Born in Yugoslavia in 1935, writer Danilo Kiš wrote The Attic (1962) when he was in his mid-twenties. I read it on a whim, knowing nothing about Kiš other than he’s considered an important 20th century European novelist. This, his first novel, is a bildungsroman. Narrator Orpheus with friend Billy Wiseass are “feverishly demanding answers from life” and exploring the “vital issues of existence,” such as those listed toward the beginning of the book: “the immortality of the soul,” “the immortality of sex,” “cosmopolitanism,” “the issue of nourishment,” “metempsychosis,” “life on other planets,” “the difference between culture and civilization” and so forth. The narrator tells us: “These problems and a dozen more like them stood before me like an army of moody and taciturn sphinxes.” The twenty-something goes on to say, “the last addition to the list turned up: the question of love.”
The narrator does little more than broach those topics while giving a humorous but sketchy account of his bohemian lifestyle and friends. He meets a woman, who he names “Eurydice,” and reveals he “sang her into existence,” and as the book continues it becomes apparent this is a novel about writing a novel. In other words, The Attic is the novel Orpheus is writing, and as he writes it he creates what we read; that is, we’re let into the world that is Kiš’s creation as it's “being” created. Later on, Orpheus refers to his novel as a “framework” but seems unsure, asking, “A framework for what?” This is significant considering it’s Kiš’s first novel and the “framework” he “is creating” for The Attic would, as a matter of course for any author, be revisited and elements reused in producing later works.
The book is a very interesting read. The narrative, though, is disjointed and scrappy in places, making it hard to follow, and I figure a seasoned Kiš would've fleshed out the ideas better.

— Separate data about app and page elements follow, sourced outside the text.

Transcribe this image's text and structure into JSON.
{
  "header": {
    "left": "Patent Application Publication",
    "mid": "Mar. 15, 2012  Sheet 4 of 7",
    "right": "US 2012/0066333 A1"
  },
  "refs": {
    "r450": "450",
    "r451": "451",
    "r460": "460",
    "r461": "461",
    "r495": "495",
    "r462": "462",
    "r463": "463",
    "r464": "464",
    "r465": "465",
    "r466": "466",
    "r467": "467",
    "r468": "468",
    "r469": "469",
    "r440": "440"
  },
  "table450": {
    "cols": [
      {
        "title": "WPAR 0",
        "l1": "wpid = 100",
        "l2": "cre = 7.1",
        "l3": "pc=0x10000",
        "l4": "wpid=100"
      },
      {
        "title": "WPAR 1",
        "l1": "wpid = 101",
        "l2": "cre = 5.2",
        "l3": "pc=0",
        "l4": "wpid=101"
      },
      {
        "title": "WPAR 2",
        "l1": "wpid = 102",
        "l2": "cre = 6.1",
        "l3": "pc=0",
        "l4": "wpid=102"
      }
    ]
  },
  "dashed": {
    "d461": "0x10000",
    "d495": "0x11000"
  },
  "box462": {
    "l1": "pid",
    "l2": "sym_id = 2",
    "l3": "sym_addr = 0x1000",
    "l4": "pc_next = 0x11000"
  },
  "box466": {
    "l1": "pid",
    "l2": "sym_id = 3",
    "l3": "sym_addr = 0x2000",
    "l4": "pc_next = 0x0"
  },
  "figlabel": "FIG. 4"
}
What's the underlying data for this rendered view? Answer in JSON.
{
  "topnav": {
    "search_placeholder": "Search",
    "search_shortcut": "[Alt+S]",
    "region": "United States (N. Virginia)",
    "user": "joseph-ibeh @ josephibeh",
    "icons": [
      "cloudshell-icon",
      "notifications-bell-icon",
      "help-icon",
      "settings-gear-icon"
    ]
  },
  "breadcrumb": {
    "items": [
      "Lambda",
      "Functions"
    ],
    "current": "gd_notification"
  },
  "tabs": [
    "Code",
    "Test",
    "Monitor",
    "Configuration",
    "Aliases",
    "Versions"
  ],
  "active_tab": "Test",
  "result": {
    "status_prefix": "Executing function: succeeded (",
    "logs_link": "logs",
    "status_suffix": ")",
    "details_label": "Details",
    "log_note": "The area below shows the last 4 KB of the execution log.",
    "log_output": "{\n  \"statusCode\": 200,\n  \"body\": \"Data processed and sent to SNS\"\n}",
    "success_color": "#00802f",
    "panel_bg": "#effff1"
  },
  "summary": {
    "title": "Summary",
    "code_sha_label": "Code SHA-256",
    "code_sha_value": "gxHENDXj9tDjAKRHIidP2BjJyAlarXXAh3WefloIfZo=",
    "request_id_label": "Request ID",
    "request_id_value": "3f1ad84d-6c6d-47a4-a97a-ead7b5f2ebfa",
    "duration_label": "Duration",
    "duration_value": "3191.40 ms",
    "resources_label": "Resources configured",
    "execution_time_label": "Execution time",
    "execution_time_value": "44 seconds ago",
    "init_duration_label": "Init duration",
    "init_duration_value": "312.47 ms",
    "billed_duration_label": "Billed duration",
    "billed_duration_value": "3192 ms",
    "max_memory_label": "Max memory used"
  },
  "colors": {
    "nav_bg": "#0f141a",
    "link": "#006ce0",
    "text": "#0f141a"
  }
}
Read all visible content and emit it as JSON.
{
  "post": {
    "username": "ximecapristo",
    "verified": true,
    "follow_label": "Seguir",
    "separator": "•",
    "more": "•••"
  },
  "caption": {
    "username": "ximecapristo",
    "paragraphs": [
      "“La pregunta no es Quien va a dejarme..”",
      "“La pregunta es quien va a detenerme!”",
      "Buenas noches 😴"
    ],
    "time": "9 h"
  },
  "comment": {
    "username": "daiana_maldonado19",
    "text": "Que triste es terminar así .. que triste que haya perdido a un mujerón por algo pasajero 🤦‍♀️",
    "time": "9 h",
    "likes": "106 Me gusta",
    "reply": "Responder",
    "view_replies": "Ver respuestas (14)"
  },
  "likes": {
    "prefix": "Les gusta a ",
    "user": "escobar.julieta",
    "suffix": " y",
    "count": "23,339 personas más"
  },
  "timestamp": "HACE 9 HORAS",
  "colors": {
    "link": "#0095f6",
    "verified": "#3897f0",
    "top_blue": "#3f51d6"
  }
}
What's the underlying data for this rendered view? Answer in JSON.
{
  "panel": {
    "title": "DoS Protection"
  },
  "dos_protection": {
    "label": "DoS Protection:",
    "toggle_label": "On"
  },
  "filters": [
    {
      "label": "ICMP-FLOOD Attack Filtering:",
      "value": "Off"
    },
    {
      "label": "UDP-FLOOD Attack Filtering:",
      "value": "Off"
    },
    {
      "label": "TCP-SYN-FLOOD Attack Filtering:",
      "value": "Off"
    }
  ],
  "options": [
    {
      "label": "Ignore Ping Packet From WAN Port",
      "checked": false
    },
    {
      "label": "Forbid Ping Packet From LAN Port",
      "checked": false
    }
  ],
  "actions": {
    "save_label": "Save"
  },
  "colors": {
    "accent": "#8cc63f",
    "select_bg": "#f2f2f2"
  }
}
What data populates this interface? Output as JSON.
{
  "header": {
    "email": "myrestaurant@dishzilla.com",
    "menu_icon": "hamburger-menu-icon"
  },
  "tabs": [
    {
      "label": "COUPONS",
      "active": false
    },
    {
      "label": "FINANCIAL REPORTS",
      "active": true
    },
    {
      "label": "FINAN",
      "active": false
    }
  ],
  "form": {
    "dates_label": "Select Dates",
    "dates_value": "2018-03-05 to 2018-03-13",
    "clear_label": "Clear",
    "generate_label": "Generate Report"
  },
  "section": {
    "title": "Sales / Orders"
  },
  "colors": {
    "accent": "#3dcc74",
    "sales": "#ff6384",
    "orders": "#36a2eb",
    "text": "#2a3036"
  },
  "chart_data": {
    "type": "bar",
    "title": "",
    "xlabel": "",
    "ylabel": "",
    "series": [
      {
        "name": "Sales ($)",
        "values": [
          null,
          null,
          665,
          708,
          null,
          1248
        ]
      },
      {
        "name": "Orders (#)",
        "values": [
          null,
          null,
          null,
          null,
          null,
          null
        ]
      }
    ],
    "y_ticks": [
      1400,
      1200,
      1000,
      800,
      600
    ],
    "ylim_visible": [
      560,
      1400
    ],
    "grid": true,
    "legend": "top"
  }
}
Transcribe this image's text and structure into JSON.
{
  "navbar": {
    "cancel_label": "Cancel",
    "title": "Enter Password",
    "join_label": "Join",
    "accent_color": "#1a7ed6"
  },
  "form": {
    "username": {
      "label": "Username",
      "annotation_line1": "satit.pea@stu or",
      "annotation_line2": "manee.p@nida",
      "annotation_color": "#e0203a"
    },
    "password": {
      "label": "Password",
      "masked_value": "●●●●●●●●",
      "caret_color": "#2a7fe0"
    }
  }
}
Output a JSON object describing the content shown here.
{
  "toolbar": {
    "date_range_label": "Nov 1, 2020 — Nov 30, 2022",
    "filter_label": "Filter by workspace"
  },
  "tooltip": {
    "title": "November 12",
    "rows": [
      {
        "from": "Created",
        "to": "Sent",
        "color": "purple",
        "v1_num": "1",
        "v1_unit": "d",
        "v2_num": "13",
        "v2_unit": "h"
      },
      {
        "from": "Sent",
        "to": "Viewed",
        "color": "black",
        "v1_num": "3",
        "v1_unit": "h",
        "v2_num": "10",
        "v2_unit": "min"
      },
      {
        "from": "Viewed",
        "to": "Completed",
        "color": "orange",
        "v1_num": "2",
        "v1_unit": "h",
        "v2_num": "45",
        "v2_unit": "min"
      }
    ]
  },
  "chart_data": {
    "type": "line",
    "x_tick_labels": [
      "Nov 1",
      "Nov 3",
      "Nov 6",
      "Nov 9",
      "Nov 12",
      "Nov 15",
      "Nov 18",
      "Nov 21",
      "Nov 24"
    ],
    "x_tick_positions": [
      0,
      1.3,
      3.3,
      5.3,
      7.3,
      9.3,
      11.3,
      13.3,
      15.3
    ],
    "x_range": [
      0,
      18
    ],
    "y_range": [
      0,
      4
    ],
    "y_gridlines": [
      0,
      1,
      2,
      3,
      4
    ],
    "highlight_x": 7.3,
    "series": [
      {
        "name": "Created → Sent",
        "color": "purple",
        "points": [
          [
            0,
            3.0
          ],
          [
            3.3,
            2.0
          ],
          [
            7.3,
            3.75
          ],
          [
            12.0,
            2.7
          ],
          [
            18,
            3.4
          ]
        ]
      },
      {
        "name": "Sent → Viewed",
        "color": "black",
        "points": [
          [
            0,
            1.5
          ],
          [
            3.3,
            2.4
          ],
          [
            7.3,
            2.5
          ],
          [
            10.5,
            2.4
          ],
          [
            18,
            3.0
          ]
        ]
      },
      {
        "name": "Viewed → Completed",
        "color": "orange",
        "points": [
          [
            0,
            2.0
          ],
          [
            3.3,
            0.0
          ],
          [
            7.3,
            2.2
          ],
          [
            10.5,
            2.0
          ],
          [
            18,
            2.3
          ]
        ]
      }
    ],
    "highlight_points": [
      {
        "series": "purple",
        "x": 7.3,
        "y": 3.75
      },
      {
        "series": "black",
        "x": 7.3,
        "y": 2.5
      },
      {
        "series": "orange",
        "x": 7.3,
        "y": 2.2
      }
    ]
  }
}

It's a mix of prose, journal entries, letters, languages, poems, and lists, giving the whole book an experimental feel (but also consistently holding one's attention). His writing, in this novel, is frequently poetic and the imagery unique, and I want to read his short story collection A Tomb for Boris Davidovich (1976) at some point to see how his writing later developed.